**What you will do:** Give the records once more, exactly as they stand.

* * *

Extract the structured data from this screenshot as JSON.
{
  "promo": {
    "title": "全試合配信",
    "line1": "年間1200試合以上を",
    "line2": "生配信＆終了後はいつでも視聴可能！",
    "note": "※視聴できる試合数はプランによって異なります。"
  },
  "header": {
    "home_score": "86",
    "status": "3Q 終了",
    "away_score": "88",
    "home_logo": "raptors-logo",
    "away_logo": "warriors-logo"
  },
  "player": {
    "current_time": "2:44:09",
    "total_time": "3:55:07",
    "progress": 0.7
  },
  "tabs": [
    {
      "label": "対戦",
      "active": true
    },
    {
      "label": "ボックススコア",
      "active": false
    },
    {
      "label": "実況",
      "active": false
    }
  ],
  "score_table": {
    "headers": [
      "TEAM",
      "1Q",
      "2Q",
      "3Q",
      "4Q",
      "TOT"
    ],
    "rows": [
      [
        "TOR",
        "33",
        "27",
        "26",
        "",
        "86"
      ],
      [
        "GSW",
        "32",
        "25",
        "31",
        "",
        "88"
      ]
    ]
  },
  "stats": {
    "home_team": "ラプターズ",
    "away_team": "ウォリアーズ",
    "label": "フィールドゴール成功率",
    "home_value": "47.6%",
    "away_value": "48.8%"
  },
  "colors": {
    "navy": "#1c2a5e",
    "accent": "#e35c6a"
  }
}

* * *

**Solution to this problem:**
Extract the structured data from this screenshot as JSON.
{
  "promo": {
    "title": "全試合配信",
    "line1": "年間1200試合以上を",
    "line2": "生配信＆終了後はいつでも視聴可能！",
    "note": "※視聴できる試合数はプランによって異なります。"
  },
  "header": {
    "home_score": "86",
    "status": "3Q 終了",
    "away_score": "88",
    "home_logo": "raptors-logo",
    "away_logo": "warriors-logo"
  },
  "player": {
    "current_time": "2:44:09",
    "total_time": "3:55:07",
    "progress": 0.7
  },
  "tabs": [
    {
      "label": "対戦",
      "active": true
    },
    {
      "label": "ボックススコア",
      "active": false
    },
    {
      "label": "実況",
      "active": false
    }
  ],
  "score_table": {
    "headers": [
      "TEAM",
      "1Q",
      "2Q",
      "3Q",
      "4Q",
      "TOT"
    ],
    "rows": [
      [
        "TOR",
        "33",
        "27",
        "26",
        "",
        "86"
      ],
      [
        "GSW",
        "32",
        "25",
        "31",
        "",
        "88"
      ]
    ]
  },
  "stats": {
    "home_team": "ラプターズ",
    "away_team": "ウォリアーズ",
    "label": "フィールドゴール成功率",
    "home_value": "47.6%",
    "away_value": "48.8%"
  },
  "colors": {
    "navy": "#1c2a5e",
    "accent": "#e35c6a"
  }
}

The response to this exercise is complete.